In the works, “Folded Hands,” “Flight and Plight,” and “Security Blanket,” we see how the inherent characteristics of the dress can come out to enhance the narrative embedded in it. Each of these garments hold a unique representation of a certain stage in a person’s life: as child and student. Depicted as school uniforms, they could signify an emotional state. A compliant and docile attitude is portrayed especially with the manner on how they were folded—with the sleeves folded at the back while showing the embroidered images of hands at the edge of its cuffs. “Hands at the back!” It seems to echo this repressive command constantly exclaimed by strict schoolteachers and nuns. Or they may project innocence and warmth, through the way a young girl’s blouse is laid with outstretched sleeves, implying the affable craving for affection or the angelic spread of wings.
All in all, Marina Cruz’s amalgamation of thread and pigment is laden with recurring motifs and expressions. The symbol of the bird, and of its flight, appears constantly. As well as the foliage of leaves, trees, and images of her Aunts. These are mostly images from the countryside, where Cruz and previous generations of her family have settled. Such was the environment where these dresses were actually worn for. These are personal narratives, either learned or heard by the artist herself. And these, for her, are the treasures that can be found from the past, sparked by her own discovery of a treasure trove of old clothes worn by her elders.
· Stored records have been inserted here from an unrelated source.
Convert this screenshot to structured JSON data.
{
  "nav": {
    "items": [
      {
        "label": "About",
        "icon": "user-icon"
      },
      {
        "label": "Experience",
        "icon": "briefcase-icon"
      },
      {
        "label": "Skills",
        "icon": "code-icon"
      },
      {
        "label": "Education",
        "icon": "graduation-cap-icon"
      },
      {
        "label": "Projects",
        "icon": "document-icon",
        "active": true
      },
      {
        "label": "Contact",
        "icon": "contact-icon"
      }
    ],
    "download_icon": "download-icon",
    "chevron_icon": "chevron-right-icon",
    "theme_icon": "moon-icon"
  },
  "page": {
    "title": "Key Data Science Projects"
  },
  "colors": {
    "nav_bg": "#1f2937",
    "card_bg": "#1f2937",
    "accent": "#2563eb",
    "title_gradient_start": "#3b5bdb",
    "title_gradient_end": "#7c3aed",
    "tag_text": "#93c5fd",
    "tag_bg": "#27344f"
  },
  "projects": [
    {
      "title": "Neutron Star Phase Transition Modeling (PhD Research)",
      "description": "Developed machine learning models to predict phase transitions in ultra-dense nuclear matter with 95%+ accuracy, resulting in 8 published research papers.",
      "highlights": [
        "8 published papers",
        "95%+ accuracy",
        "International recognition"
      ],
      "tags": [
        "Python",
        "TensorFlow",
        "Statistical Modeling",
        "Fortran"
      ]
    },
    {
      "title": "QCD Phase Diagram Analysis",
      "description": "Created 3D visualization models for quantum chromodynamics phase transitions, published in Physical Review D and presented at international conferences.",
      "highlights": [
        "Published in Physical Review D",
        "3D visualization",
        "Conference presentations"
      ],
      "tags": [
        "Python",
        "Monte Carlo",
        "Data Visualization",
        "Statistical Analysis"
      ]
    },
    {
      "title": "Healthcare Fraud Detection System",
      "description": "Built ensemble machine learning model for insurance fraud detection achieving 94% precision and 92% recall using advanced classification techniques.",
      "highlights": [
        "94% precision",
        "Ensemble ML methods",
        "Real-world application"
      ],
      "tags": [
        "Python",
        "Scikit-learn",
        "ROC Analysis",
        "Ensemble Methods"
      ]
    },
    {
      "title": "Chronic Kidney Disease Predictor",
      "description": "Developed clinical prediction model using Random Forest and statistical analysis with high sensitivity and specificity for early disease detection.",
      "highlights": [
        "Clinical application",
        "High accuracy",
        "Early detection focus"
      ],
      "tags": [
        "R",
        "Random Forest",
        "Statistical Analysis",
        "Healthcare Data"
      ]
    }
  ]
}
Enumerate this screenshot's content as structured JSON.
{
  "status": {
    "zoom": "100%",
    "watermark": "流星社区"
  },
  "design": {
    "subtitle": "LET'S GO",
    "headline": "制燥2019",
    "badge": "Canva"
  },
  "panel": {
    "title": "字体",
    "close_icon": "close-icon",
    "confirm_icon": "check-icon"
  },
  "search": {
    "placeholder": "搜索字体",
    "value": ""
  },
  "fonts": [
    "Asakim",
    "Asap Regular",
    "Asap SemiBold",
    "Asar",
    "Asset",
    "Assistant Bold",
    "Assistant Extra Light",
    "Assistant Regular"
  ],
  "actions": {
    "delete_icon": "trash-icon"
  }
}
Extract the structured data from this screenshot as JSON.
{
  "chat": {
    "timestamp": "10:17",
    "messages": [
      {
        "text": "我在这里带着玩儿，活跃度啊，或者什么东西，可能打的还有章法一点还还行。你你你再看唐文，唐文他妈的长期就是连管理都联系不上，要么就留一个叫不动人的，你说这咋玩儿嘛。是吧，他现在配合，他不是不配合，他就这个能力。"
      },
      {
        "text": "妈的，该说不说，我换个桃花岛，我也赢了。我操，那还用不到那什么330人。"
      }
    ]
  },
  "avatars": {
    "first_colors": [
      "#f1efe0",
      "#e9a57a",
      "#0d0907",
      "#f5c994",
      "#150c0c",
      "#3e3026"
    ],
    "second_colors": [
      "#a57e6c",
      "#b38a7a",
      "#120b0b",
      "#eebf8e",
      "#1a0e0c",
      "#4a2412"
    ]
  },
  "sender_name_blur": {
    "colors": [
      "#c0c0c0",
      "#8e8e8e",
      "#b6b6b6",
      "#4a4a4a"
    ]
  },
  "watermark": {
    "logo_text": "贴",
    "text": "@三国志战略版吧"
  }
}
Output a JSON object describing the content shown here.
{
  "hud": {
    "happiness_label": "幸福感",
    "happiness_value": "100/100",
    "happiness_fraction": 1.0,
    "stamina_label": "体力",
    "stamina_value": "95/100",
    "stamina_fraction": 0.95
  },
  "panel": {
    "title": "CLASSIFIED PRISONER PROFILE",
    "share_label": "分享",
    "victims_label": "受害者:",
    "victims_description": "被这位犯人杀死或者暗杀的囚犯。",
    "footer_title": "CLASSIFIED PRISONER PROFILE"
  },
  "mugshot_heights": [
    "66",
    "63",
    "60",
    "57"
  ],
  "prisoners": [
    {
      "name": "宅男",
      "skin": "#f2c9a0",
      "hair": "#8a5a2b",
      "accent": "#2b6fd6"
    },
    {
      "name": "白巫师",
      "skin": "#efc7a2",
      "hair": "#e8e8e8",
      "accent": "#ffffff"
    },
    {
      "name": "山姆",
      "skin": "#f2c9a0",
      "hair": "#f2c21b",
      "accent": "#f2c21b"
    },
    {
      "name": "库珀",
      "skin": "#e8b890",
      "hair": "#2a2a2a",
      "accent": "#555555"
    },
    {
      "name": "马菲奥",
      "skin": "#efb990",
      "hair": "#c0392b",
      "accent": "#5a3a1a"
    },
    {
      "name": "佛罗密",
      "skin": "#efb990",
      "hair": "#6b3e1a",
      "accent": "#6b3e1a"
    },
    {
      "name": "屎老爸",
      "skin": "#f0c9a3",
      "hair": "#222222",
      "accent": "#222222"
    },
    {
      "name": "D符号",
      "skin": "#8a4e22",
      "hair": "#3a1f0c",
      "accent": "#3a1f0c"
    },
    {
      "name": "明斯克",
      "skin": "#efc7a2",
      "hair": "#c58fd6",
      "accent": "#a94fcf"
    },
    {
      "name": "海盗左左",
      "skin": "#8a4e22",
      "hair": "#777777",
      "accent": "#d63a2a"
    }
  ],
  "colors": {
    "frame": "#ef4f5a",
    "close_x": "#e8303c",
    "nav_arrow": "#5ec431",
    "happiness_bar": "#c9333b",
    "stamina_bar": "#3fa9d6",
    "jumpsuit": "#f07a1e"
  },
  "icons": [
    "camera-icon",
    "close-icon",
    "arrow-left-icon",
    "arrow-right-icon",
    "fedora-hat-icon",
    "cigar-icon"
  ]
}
In another work, called “Big Heart,” Cruz recounts the story that has been embedded in her memory ever since she was a child, which is about her grandfather, to whom she associates the idea of constantly searching—and finding—treasures that can be drawn from the past. She paints in her canvas a shirt that her grandfather used, and does her embroidery on its surface. Her grandfather appears in her story as an old bird, afloat on a boat. Right on its chest is an image of an oversized heart. A large leaf from a plant appears behind a doorway, and we see right in front of it, staring with a look of amazement, the face of a young girl. Cruz probes deep into her memory and applies her own persona in her work, recalling the situation and the impressions she had made from them while as a child during the time her grandfather passed away.
The string of narratives, memories, and impressions that are either weaved into the dress or are organically embedded in the appearance of the dresses themselves comprise for a rich vignette to a generation of lives lived, which we can surmise as also having been ‘woven together’ to some degree. The artist, Marina Cruz, has portrayed not only the identities of her predecessors but also stories and sensibilities from past cultures. Through her ingenious method of combining medium and material—painting and embroidery—we are led into intersections that cross not only the gap between the past and the present, but also the divide between art and craft.